The value of a healthy diet has been studied extensively and is widely accepted as an important aspect of a healthy lifestyle. However, little research has examined if and how employee eating habits at home may influence their behavior at work. Unhealthy eating at night may cause stress at work the next day, in part due to physical symptoms like digestive discomfort, and in part due to the guilt or shame that comes from perceived personal failure.
UNHEALTHY EATING AND WORK OUTCOMES
Researchers (Cho & Kim, 2021) surveyed employees three times per day for 10 consecutive workdays. The surveys included questions about participants’ unhealthy eating habits in the evening, emotional reactions and physical strains in the morning, as well as their helping and withdrawal behavior at work each day.
The results of the study revealed that unhealthy eating at night often led to physical symptoms (e.g., stomachache, diarrhea) and negative moral emotions (e.g., guilt) the next morning. These physical symptoms and negative emotions were in turn related to lower amounts of helping behaviors (e.g., not helping a coworker with a task) and higher amounts of withdrawal behaviors (e.g., taking a longer break than allowed).
Importantly, the personality trait of emotional stability served as a buffer to these harmful effects—that is, employees with high levels of emotional stability were less likely to experience physical symptoms and negative emotional reactions as a result of their unhealthy eating.
PRACTICAL APPLICATIONS FOR ORGANIZATIONS
The results of this study show that unhealthy eating in the evening may hurt next-day performance due to physical symptoms and negative emotional reactions.

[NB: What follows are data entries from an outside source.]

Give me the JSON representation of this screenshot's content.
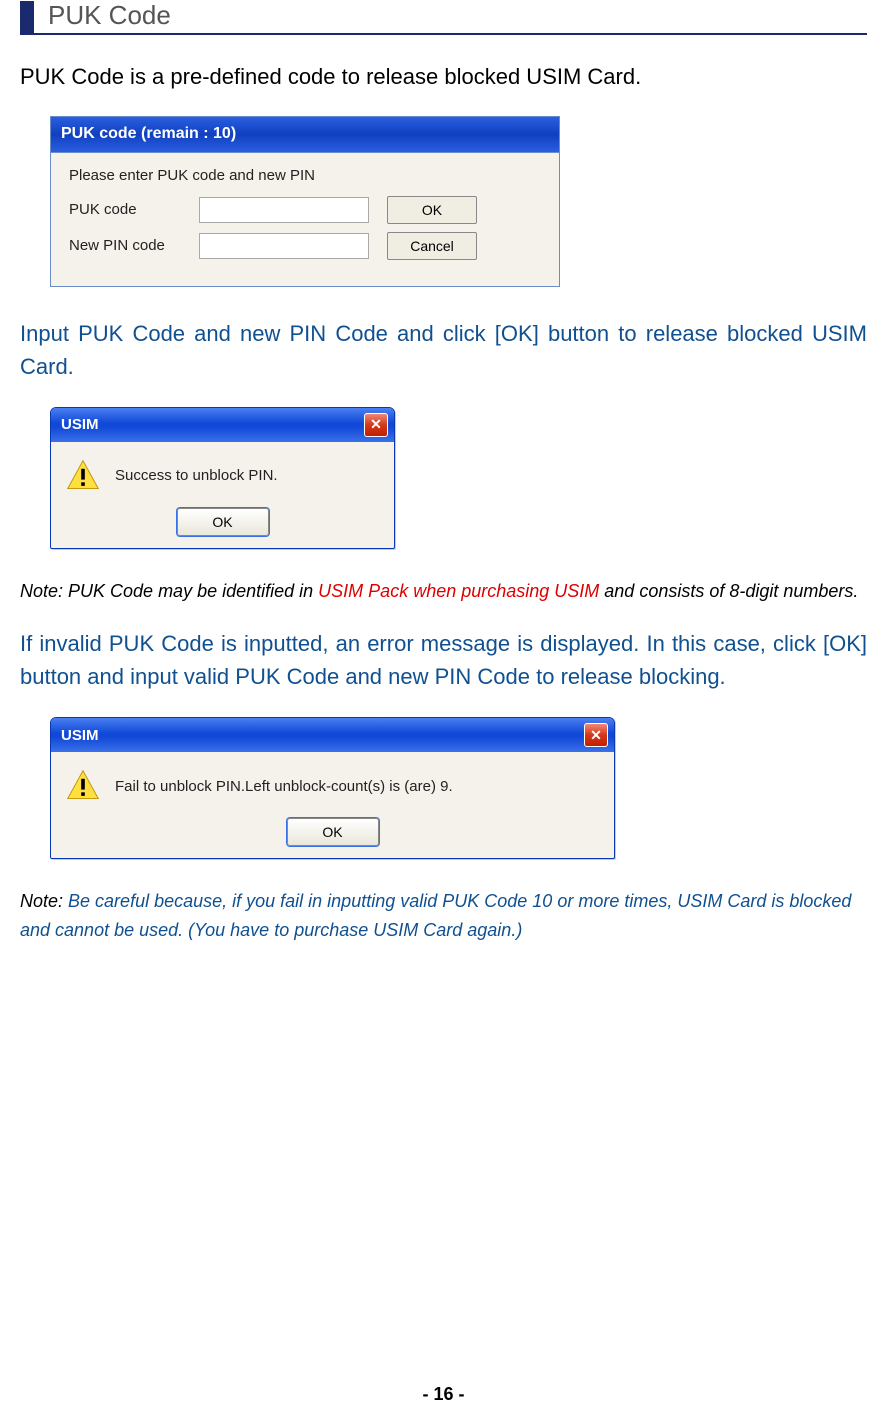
{
  "section": {
    "title": "PUK Code"
  },
  "intro": "PUK Code is a pre-defined code to release blocked USIM Card.",
  "dialog1": {
    "title": "PUK code (remain : 10)",
    "heading": "Please enter PUK code and new PIN",
    "label_puk": "PUK code",
    "label_pin": "New PIN code",
    "btn_ok": "OK",
    "btn_cancel": "Cancel"
  },
  "instruction1": "Input PUK Code and new PIN Code and click [OK] button to release blocked USIM Card.",
  "dialog2": {
    "title": "USIM",
    "message": "Success to unblock PIN.",
    "btn_ok": "OK"
  },
  "note1": {
    "prefix": "Note: PUK Code may be identified in ",
    "red": "USIM Pack when purchasing USIM",
    "suffix": " and consists of 8-digit numbers."
  },
  "instruction2": "If invalid PUK Code is inputted, an error message is displayed. In this case, click [OK] button and input valid PUK Code and new PIN Code to release blocking.",
  "dialog3": {
    "title": "USIM",
    "message": "Fail to unblock PIN.Left unblock-count(s) is (are) 9.",
    "btn_ok": "OK"
  },
  "note2": {
    "prefix": "Note: ",
    "blue": "Be careful because, if you fail in inputting valid PUK Code 10 or more times, USIM Card is blocked and cannot be used. (You have to purchase USIM Card again.)"
  },
  "page_number": "- 16 -"
}
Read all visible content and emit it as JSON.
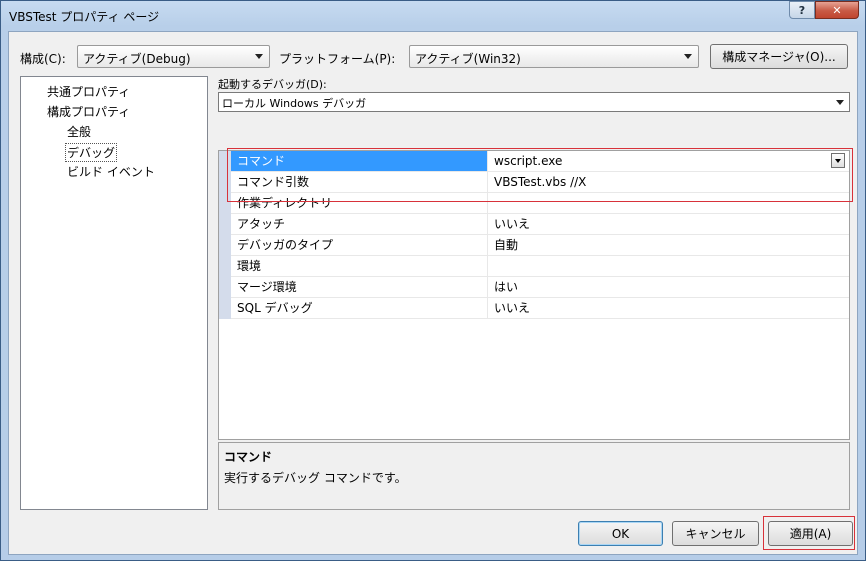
{
  "window": {
    "title": "VBSTest プロパティ ページ",
    "help_glyph": "?",
    "close_glyph": "✕"
  },
  "toolbar": {
    "config_label": "構成(C):",
    "config_value": "アクティブ(Debug)",
    "platform_label": "プラットフォーム(P):",
    "platform_value": "アクティブ(Win32)",
    "config_manager_button": "構成マネージャ(O)..."
  },
  "tree": {
    "items": [
      {
        "label": "共通プロパティ"
      },
      {
        "label": "構成プロパティ"
      },
      {
        "label": "全般"
      },
      {
        "label": "デバッグ"
      },
      {
        "label": "ビルド イベント"
      }
    ]
  },
  "debugger": {
    "label": "起動するデバッガ(D):",
    "value": "ローカル Windows デバッガ"
  },
  "properties": [
    {
      "name": "コマンド",
      "value": "wscript.exe"
    },
    {
      "name": "コマンド引数",
      "value": "VBSTest.vbs //X"
    },
    {
      "name": "作業ディレクトリ",
      "value": ""
    },
    {
      "name": "アタッチ",
      "value": "いいえ"
    },
    {
      "name": "デバッガのタイプ",
      "value": "自動"
    },
    {
      "name": "環境",
      "value": ""
    },
    {
      "name": "マージ環境",
      "value": "はい"
    },
    {
      "name": "SQL デバッグ",
      "value": "いいえ"
    }
  ],
  "description": {
    "title": "コマンド",
    "text": "実行するデバッグ コマンドです。"
  },
  "buttons": {
    "ok": "OK",
    "cancel": "キャンセル",
    "apply": "適用(A)"
  },
  "colors": {
    "selection": "#3399ff",
    "highlight_box": "#d8323a"
  }
}
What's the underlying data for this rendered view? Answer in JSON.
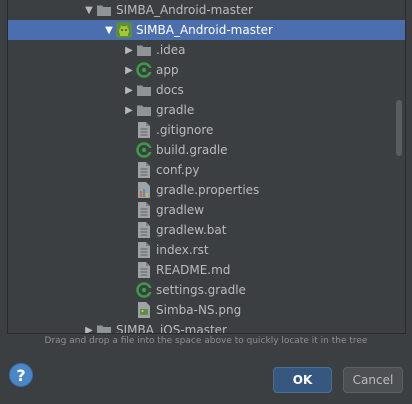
{
  "tree": {
    "items": [
      {
        "label": "SIMBA_Android-master",
        "kind": "folder",
        "expanded": true,
        "level": 0
      },
      {
        "label": "SIMBA_Android-master",
        "kind": "android-module",
        "expanded": true,
        "level": 1,
        "selected": true
      },
      {
        "label": ".idea",
        "kind": "folder",
        "expanded": false,
        "level": 2
      },
      {
        "label": "app",
        "kind": "gradle-module",
        "expanded": false,
        "level": 2
      },
      {
        "label": "docs",
        "kind": "folder",
        "expanded": false,
        "level": 2
      },
      {
        "label": "gradle",
        "kind": "folder",
        "expanded": false,
        "level": 2
      },
      {
        "label": ".gitignore",
        "kind": "file",
        "level": 2
      },
      {
        "label": "build.gradle",
        "kind": "gradle-file",
        "level": 2
      },
      {
        "label": "conf.py",
        "kind": "file",
        "level": 2
      },
      {
        "label": "gradle.properties",
        "kind": "properties-file",
        "level": 2
      },
      {
        "label": "gradlew",
        "kind": "file",
        "level": 2
      },
      {
        "label": "gradlew.bat",
        "kind": "file",
        "level": 2
      },
      {
        "label": "index.rst",
        "kind": "file",
        "level": 2
      },
      {
        "label": "README.md",
        "kind": "file",
        "level": 2
      },
      {
        "label": "settings.gradle",
        "kind": "gradle-file",
        "level": 2
      },
      {
        "label": "Simba-NS.png",
        "kind": "image-file",
        "level": 2
      },
      {
        "label": "SIMBA_iOS-master",
        "kind": "folder",
        "expanded": false,
        "level": 0
      }
    ]
  },
  "hint": "Drag and drop a file into the space above to quickly locate it in the tree",
  "buttons": {
    "help": "?",
    "ok": "OK",
    "cancel": "Cancel"
  },
  "colors": {
    "background": "#3c3f41",
    "selection": "#4b6eaf",
    "folder": "#8f9497",
    "android": "#a4c639",
    "gradle": "#3d9a47",
    "ok_button": "#365880",
    "help_button": "#4a87c8"
  }
}
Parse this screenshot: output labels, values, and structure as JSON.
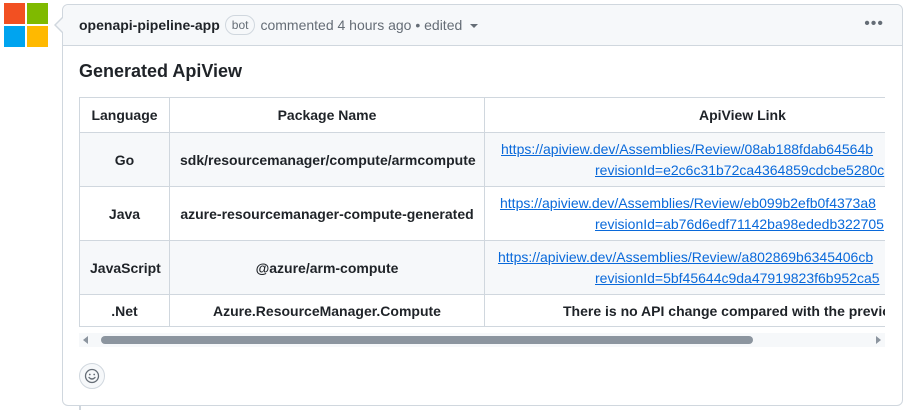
{
  "comment": {
    "author": "openapi-pipeline-app",
    "badge": "bot",
    "meta": "commented 4 hours ago • edited",
    "more_icon": "kebab-horizontal-icon",
    "title": "Generated ApiView"
  },
  "table": {
    "headers": [
      "Language",
      "Package Name",
      "ApiView Link"
    ],
    "rows": [
      {
        "language": "Go",
        "package": "sdk/resourcemanager/compute/armcompute",
        "link_line1": "https://apiview.dev/Assemblies/Review/08ab188fdab64564b",
        "link_line2": "revisionId=e2c6c31b72ca4364859cdcbe5280c"
      },
      {
        "language": "Java",
        "package": "azure-resourcemanager-compute-generated",
        "link_line1": "https://apiview.dev/Assemblies/Review/eb099b2efb0f4373a8",
        "link_line2": "revisionId=ab76d6edf71142ba98ededb322705"
      },
      {
        "language": "JavaScript",
        "package": "@azure/arm-compute",
        "link_line1": "https://apiview.dev/Assemblies/Review/a802869b6345406cb",
        "link_line2": "revisionId=5bf45644c9da47919823f6b952ca5"
      },
      {
        "language": ".Net",
        "package": "Azure.ResourceManager.Compute",
        "note": "There is no API change compared with the previous"
      }
    ]
  },
  "colors": {
    "link": "#0969da",
    "border": "#d0d7de",
    "header_bg": "#f6f8fa"
  }
}
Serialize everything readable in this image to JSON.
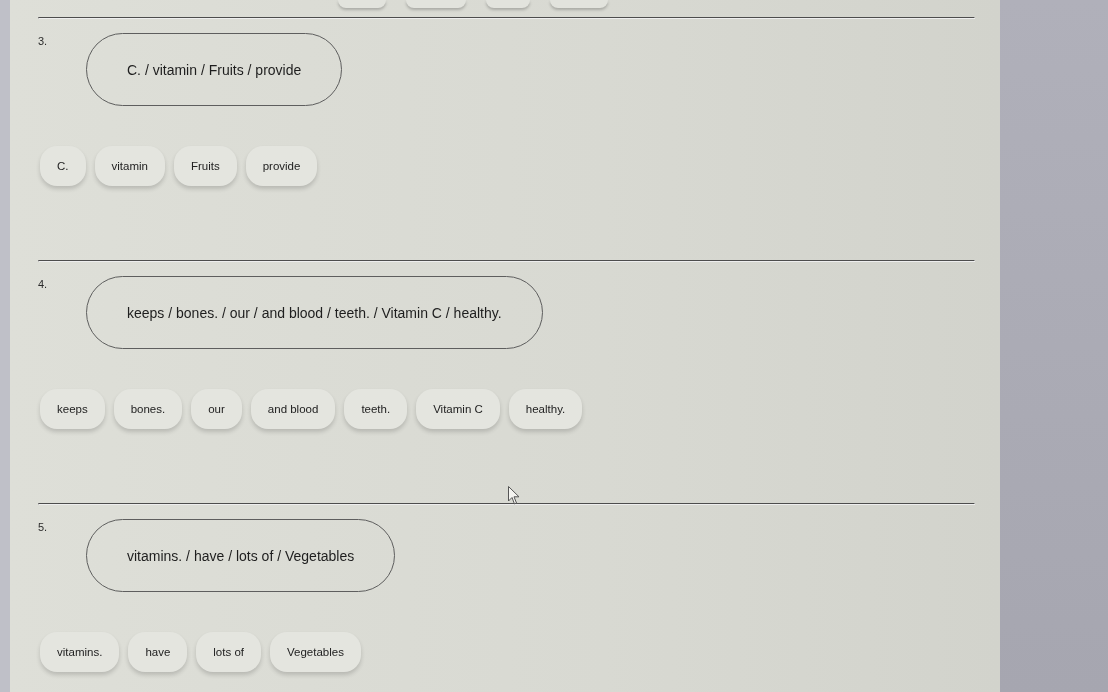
{
  "questions": [
    {
      "number": "3.",
      "sentence": "C. / vitamin / Fruits / provide",
      "words": [
        "C.",
        "vitamin",
        "Fruits",
        "provide"
      ]
    },
    {
      "number": "4.",
      "sentence": "keeps / bones. / our / and blood / teeth. / Vitamin C / healthy.",
      "words": [
        "keeps",
        "bones.",
        "our",
        "and blood",
        "teeth.",
        "Vitamin C",
        "healthy."
      ]
    },
    {
      "number": "5.",
      "sentence": "vitamins. / have / lots of / Vegetables",
      "words": [
        "vitamins.",
        "have",
        "lots of",
        "Vegetables"
      ]
    }
  ]
}
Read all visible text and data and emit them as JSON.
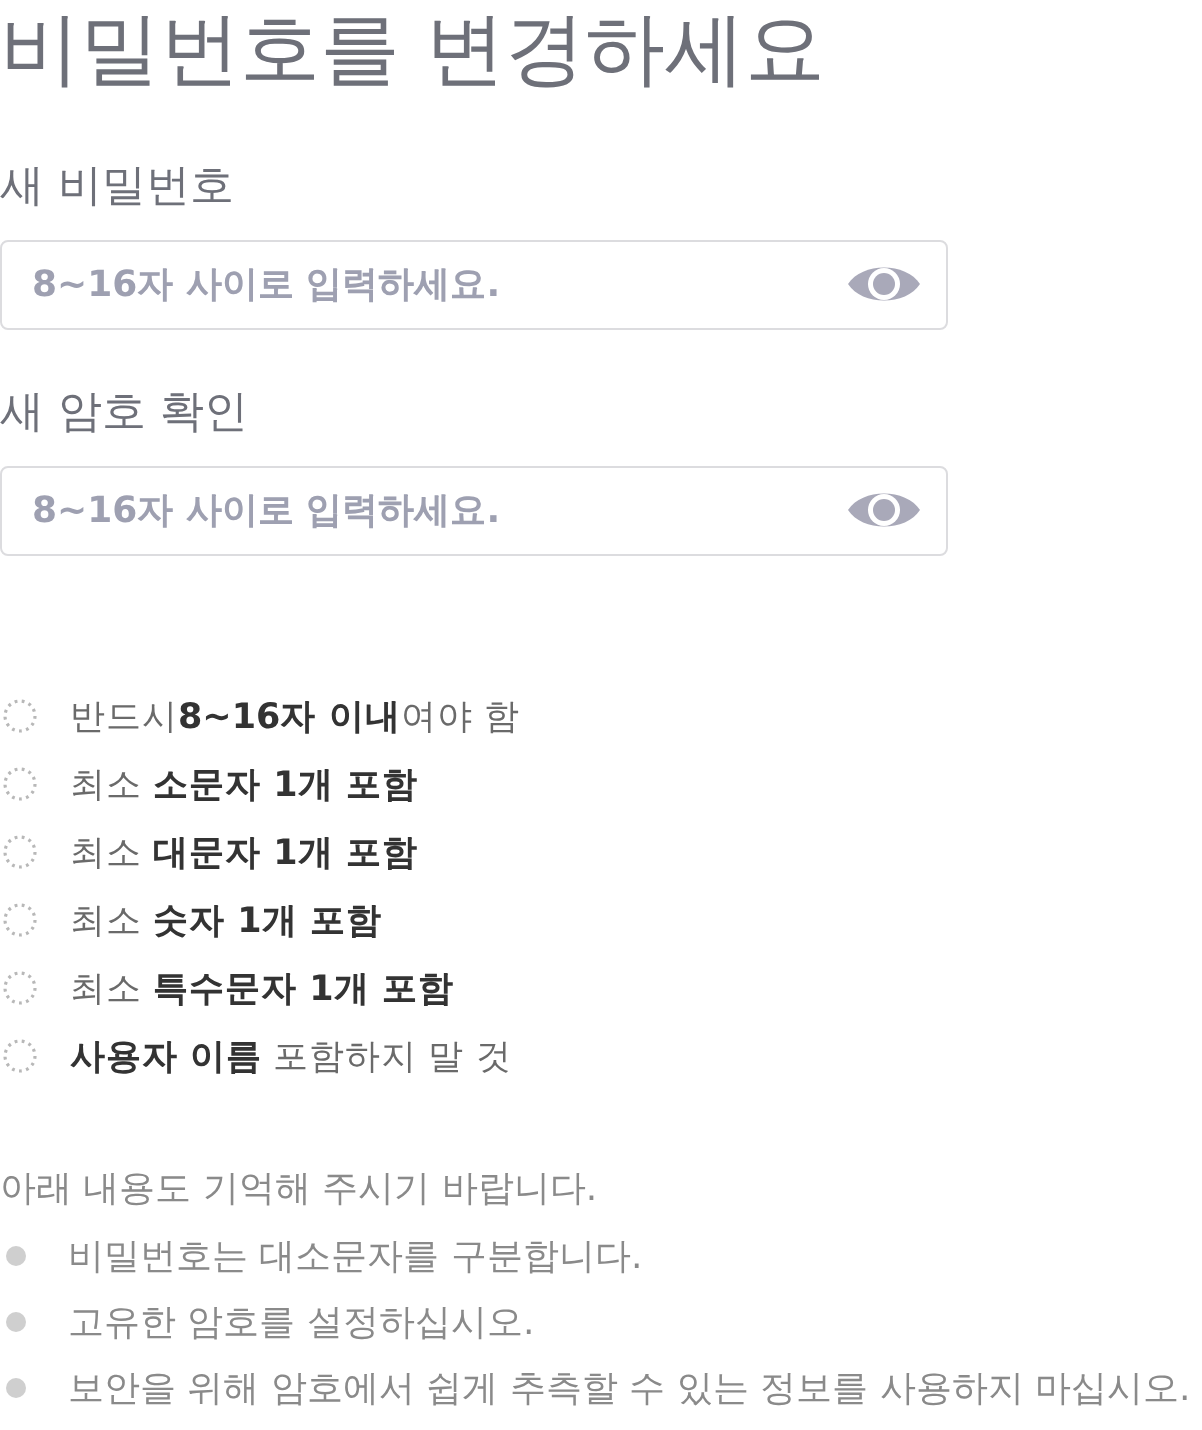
{
  "title": "비밀번호를 변경하세요",
  "fields": [
    {
      "label": "새 비밀번호",
      "placeholder": "8~16자 사이로 입력하세요."
    },
    {
      "label": "새 암호 확인",
      "placeholder": "8~16자 사이로 입력하세요."
    }
  ],
  "requirements": [
    {
      "text": "반드시**8~16자 이내**여야 함",
      "satisfied": false
    },
    {
      "text": "최소 **소문자 1개 포함**",
      "satisfied": false
    },
    {
      "text": "최소 **대문자 1개 포함**",
      "satisfied": false
    },
    {
      "text": "최소 **숫자 1개 포함**",
      "satisfied": false
    },
    {
      "text": "최소 **특수문자 1개 포함**",
      "satisfied": false
    },
    {
      "text": "**사용자 이름** 포함하지 말 것",
      "satisfied": false
    }
  ],
  "note": {
    "text": "아래 내용도 기억해 주시기 바랍니다.",
    "items": [
      "비밀번호는 대소문자를 구분합니다.",
      "고유한 암호를 설정하십시오.",
      "보안을 위해 암호에서 쉽게 추측할 수 있는 정보를 사용하지 마십시오."
    ]
  }
}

This is particularly true for employees who have low levels of emotional stability.
The authors suggest that organizations would benefit from recognizing the important role that diet plays in work outcomes. For example, they suggest that organizations could offer balanced meals at work or provide their employees with information about how to maintain a healthy diet. Furthermore, in order to combat the negative performance outcomes that result from emotional and physical strains, organizations should consider giving their employees opportunities to relax and recover at work.
Cho, S., & Kim, S. (2021). Does a healthy lifestyle matter? A daily diary study of unhealthy eating at home and behavioral outcomes at work. Journal of Applied Psychology. Advance online publication.